Adhesion and friction modification
U Olofsson, KTH Machine Design, Sweden
Introduction. The coefficient of friction, adhesion and braking distance. Friction modification. Possible models for low friction at the wheel-rail contact. Future trends. References.
R Lewis, University of Sheffield, UK
Introduction. Third bodies in the wheel rail contact. Testing for isolation. Effects of contaminants on isolation. Modelling approaches. Conclusions. References.
Airborne particles from the wheel-rail contact
M Gustafsson, VTI – Swedish National Road and Transport Research Institute, Sweden
Introduction. Background. Concentrations. Particle properties and sources. Dispersion. Health effects. Measures. Future trends. References.
Maintenance of the wheel-rail interface
S Grassie, Stuart Grassie Engineering Ltd, Germany
Introduction. The importance of friction. Routine metal removal and maintenance of transverse profile. Routine maintenance of longitudinal/circumferential profile. “Corrective” maintenance. Future trends in maintenance of the wheel-rail interface. Sources of further information and advice. References.
Models for infrastructure costs related to the wheel-rail interface
E Andersson, Royal Institute of Technology (KTH) and J Oberg, Banverket, Sweden
Introduction. Track deterioration model. Computational tools and input data. Calibration of model and cost. Examples of results. Conclusions and future trends. References.
PART 2 INDUSTRIAL CONTEXT - MANAGING THE WHEEL-RAIL INTERFACE
Managing the wheel-rail interface: Railway infrastructure maintenance in a Severe Environment; The Swedish Experience
P-O Larsson-Kraik, Banverket, Sweden
Introduction. General description of Malmbanan (Swedish ore line). Locomotives and cars.

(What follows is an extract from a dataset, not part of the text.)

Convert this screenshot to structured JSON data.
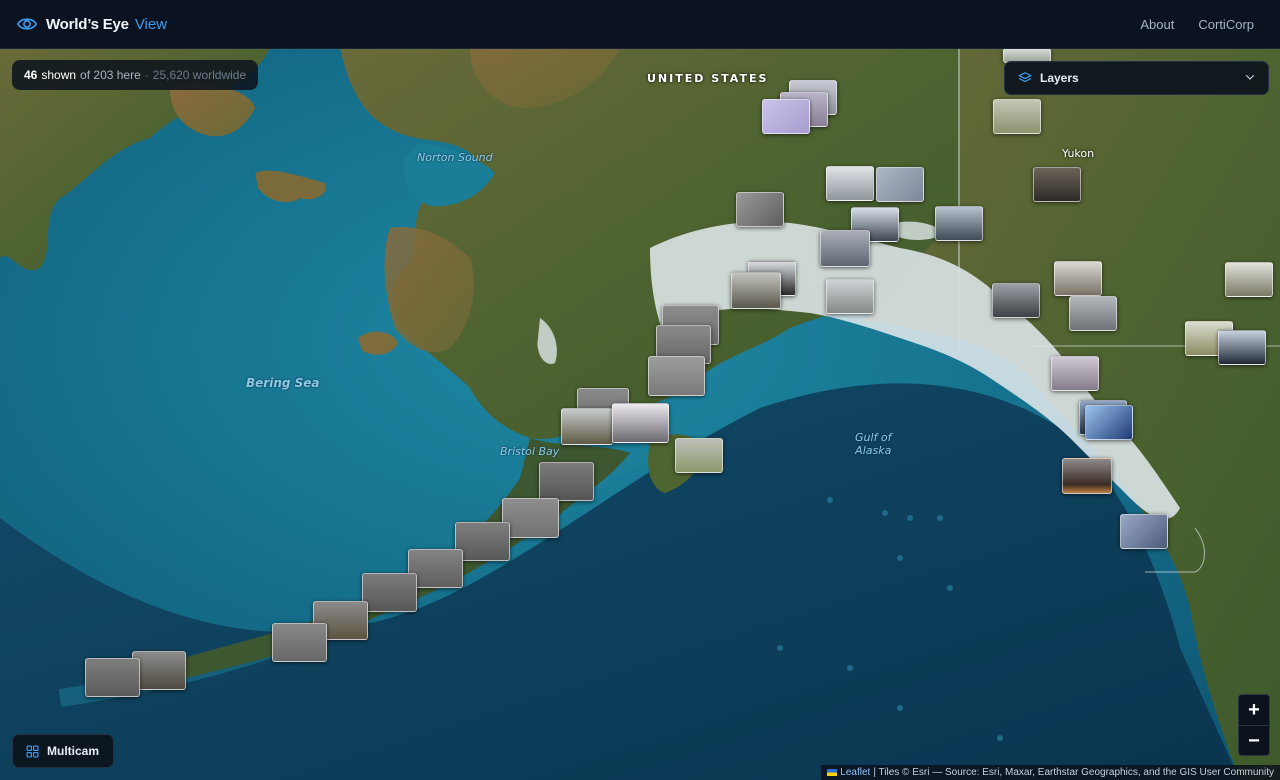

Train control system. Infrastructure configuration. Electrical power system. Track maintenance practices. Maintenance, wheel-rail interaction.
Managing the wheel-rail interface: Europe Metro (London Underground) experience on the London Underground Victoria line
D Scott, Metronet Rail, UK
Introduction to the Victoria line and historic wheel-rail interface issues. The Victoria line upgrade. Wheel-rail interface monitoring. Lubrication management. Identified wheel-rail interface problems. Ongoing work and future plans. Conclusions. References
Managing the wheel-rail interface: the Canadian experience
E Magel and P Sroba, National Research Council, Canada
Introduction. Canadian Pacific Railway – wheel-rail management experience. Cartier Railway Company – optimising the captive railroad. Several wheel-rail problems on Vancouver’s Skytrain. Wheel life and ride quality on Edmonton Transit. Wheel shelling on Canada’s freight railroads. Canadian National Railway – rail grinding needs are site specific. Summary and conclusions. References.
Managing the wheel-rail interface: the US experience
J Tunna, Transportation Technology Center Inc, USA
Introduction. Wheel and rail materials. Wheel and rail profiles. Wheel and rail surface damage. Lubrication and friction modification. Condition monitoring. Conclusions. References.
Managing the wheel-rail interface: the Japanese experience
M Ishida, Railway Technical Research Institute, Japan
Introduction. Rolling contact fatigue. Wear. Corrugation. Adhesion. Lubrication. References.
Managing the wheel-rail interface: the Australian experience
S Marich, Marich Consulting Services, Australia
Introduction. Rail-wheel wear and lubrication. Rail corrugations. Rolling contact and thermal/traction defects. Control of wheel-rail interaction through profiling. Rail grinding. Friction management. Rail and wheel materials. Concluding remarks. References.
Managing the wheel-rail interface: the Dutch experience
A Zoeteman, R Dollevoet, R Fischer and J-W Lammers, ProRail, EIM and Delft University of Technology, The Netherlands
Introduction. Optimising rail maintenance. Optimising wheel maintenance. Special aspects in optimising wheel-rail interface: riding comfort and noise. Monitoring traffic movement: Gotcha/Quo Vadi. Conclusions. References.